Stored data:
BEGIN

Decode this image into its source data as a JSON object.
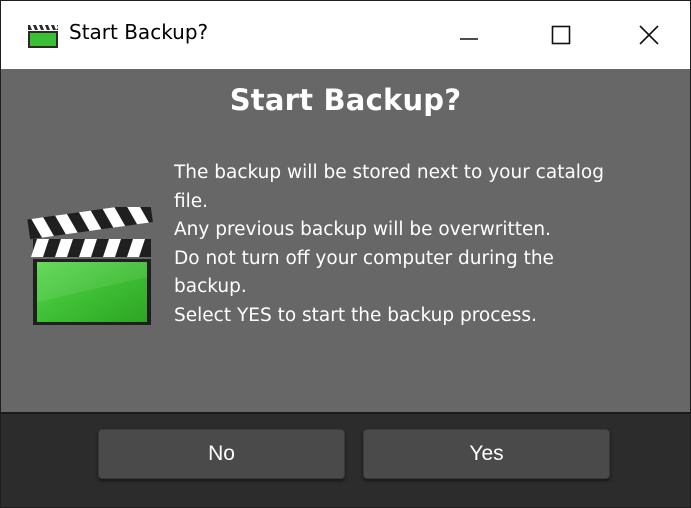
{
  "window": {
    "title": "Start Backup?",
    "controls": {
      "minimize_icon": "minimize-icon",
      "maximize_icon": "maximize-icon",
      "close_icon": "close-icon"
    }
  },
  "dialog": {
    "heading": "Start Backup?",
    "icon": "clapperboard-icon",
    "message_lines": [
      "The backup will be stored next to your catalog",
      "file.",
      "Any previous backup will be overwritten.",
      "Do not turn off your computer during the",
      "backup.",
      "Select YES to start the backup process."
    ]
  },
  "buttons": {
    "no_label": "No",
    "yes_label": "Yes"
  },
  "colors": {
    "content_bg": "#676767",
    "footer_bg": "#2c2c2c",
    "button_bg": "#4a4a4a",
    "clapper_green": "#3ec43a"
  }
}
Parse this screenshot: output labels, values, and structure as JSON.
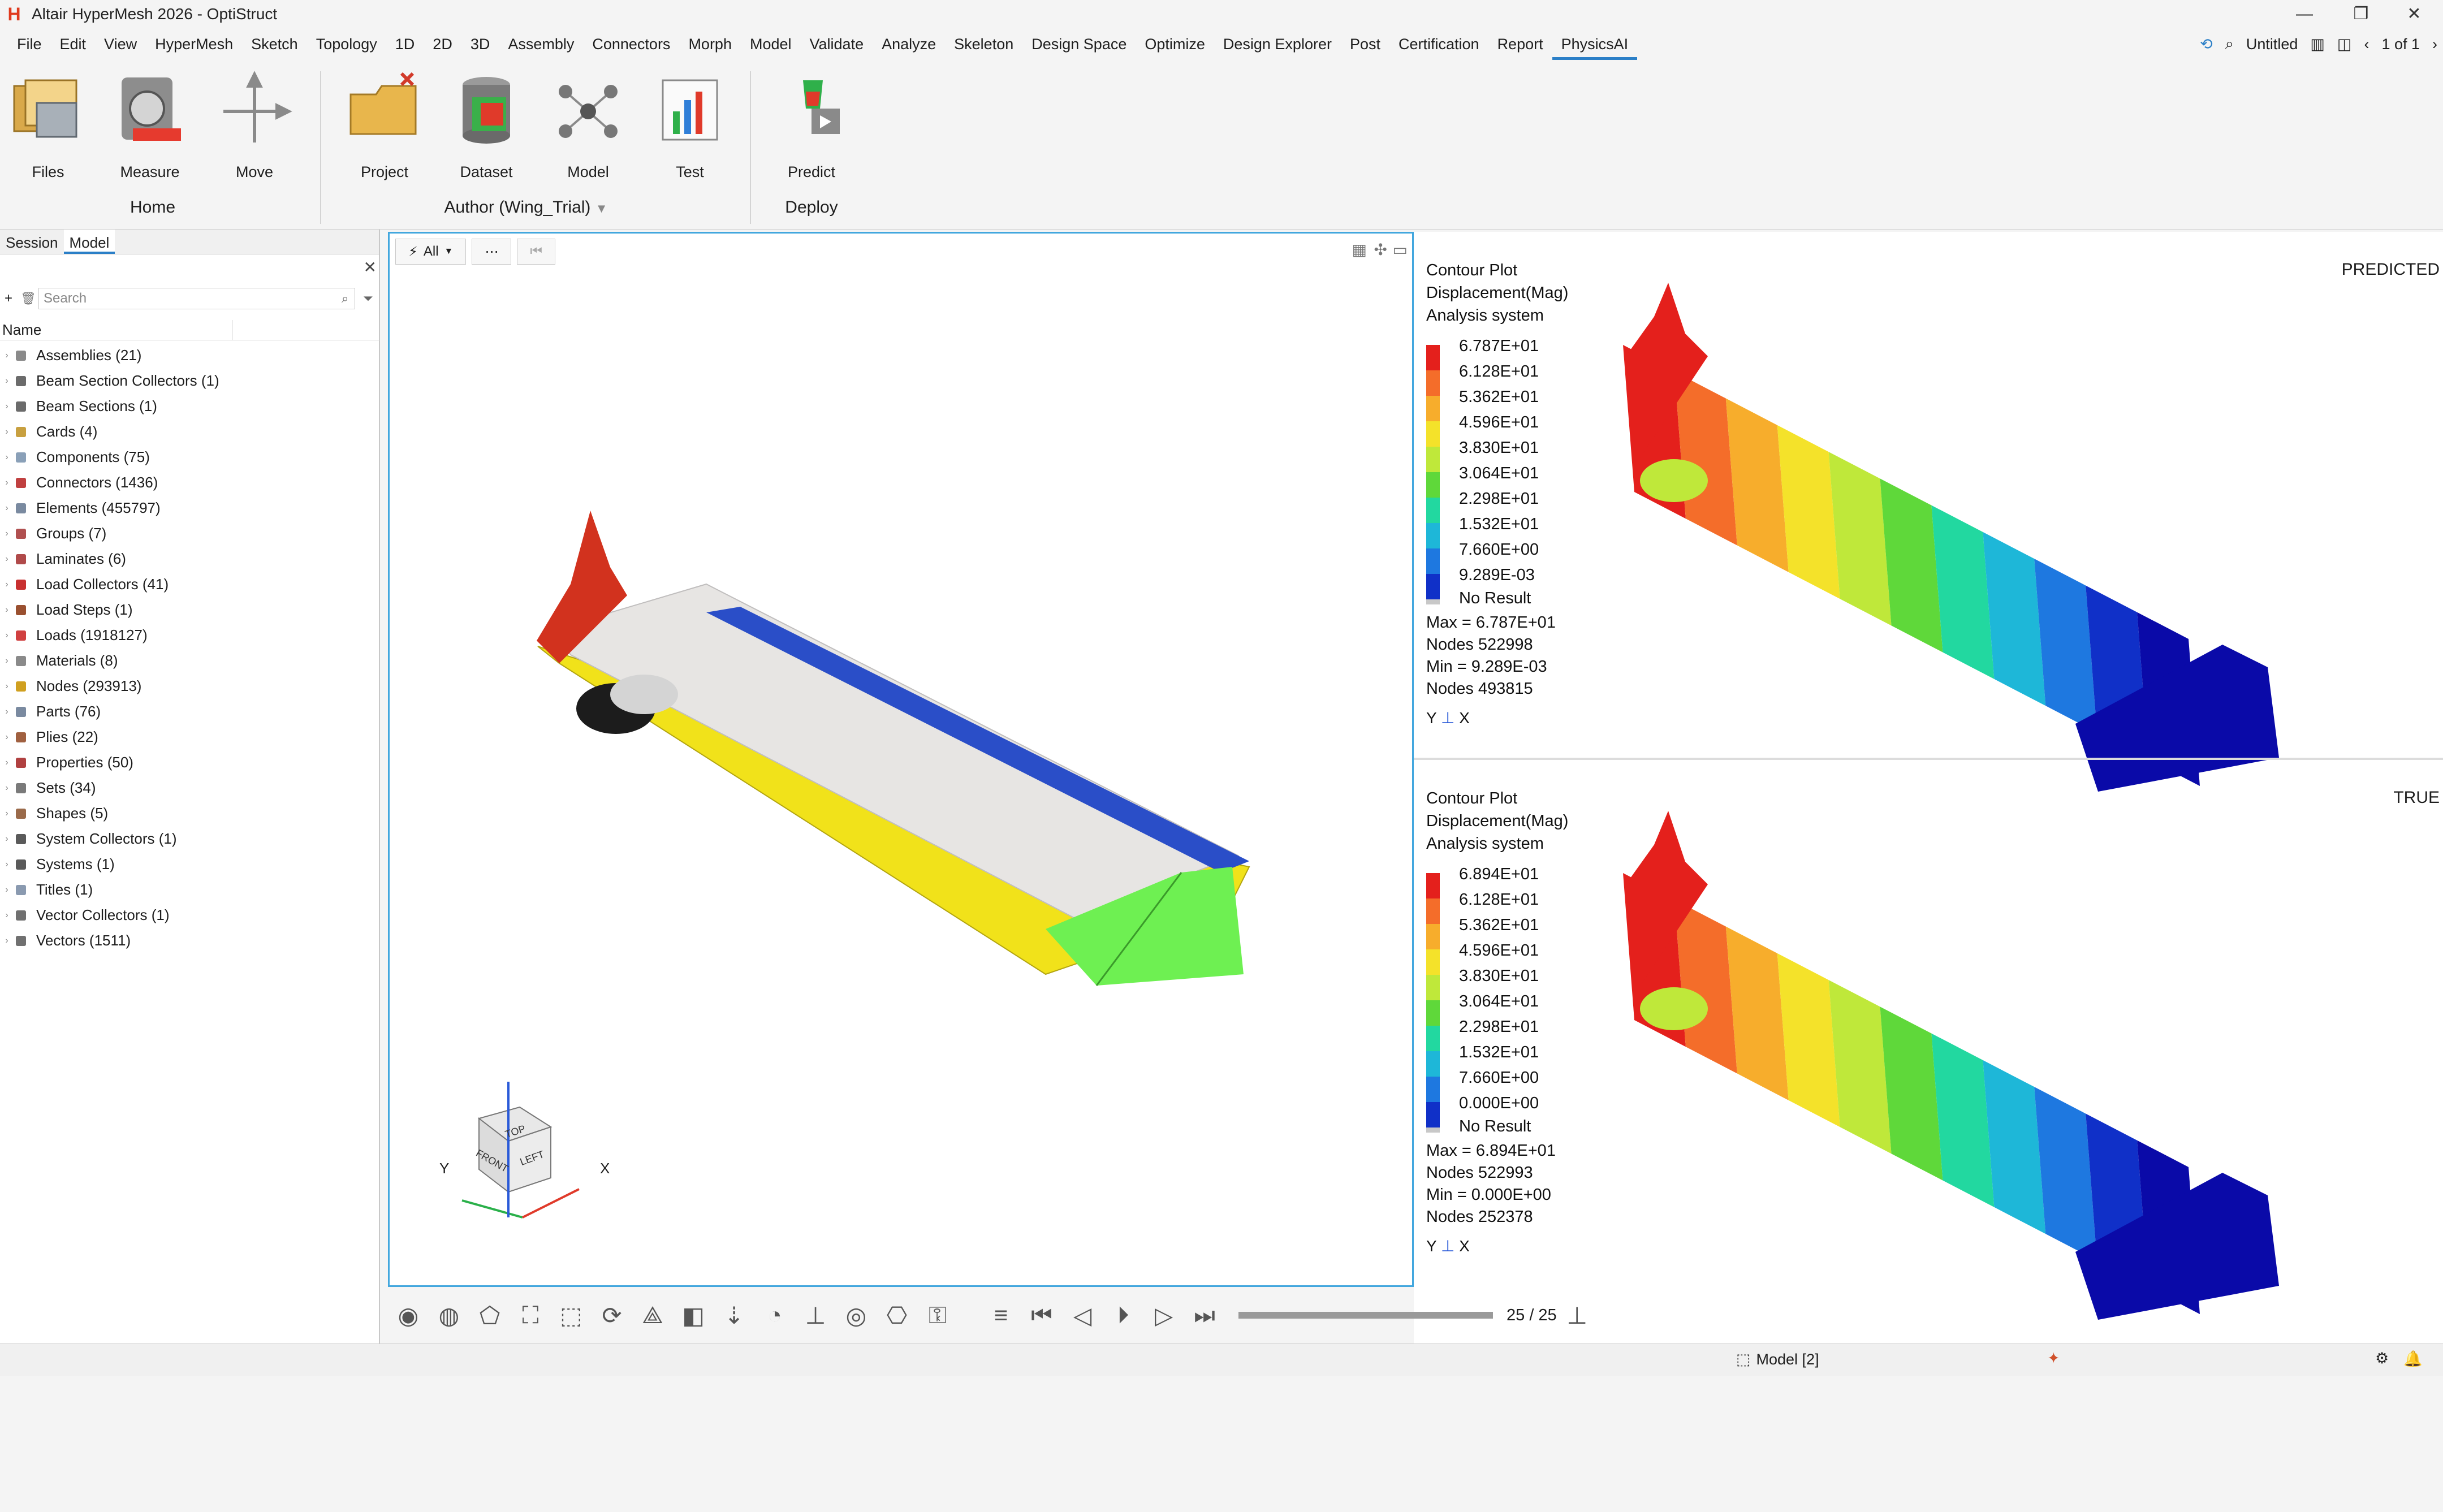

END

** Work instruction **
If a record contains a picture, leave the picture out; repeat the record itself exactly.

** Output **
Decode this image into its source data as a JSON object.
{
  "window": {
    "title": "Start Backup?",
    "controls": {
      "minimize_icon": "minimize-icon",
      "maximize_icon": "maximize-icon",
      "close_icon": "close-icon"
    }
  },
  "dialog": {
    "heading": "Start Backup?",
    "icon": "clapperboard-icon",
    "message_lines": [
      "The backup will be stored next to your catalog",
      "file.",
      "Any previous backup will be overwritten.",
      "Do not turn off your computer during the",
      "backup.",
      "Select YES to start the backup process."
    ]
  },
  "buttons": {
    "no_label": "No",
    "yes_label": "Yes"
  },
  "colors": {
    "content_bg": "#676767",
    "footer_bg": "#2c2c2c",
    "button_bg": "#4a4a4a",
    "clapper_green": "#3ec43a"
  }
}
Parse this screenshot: output labels, values, and structure as JSON.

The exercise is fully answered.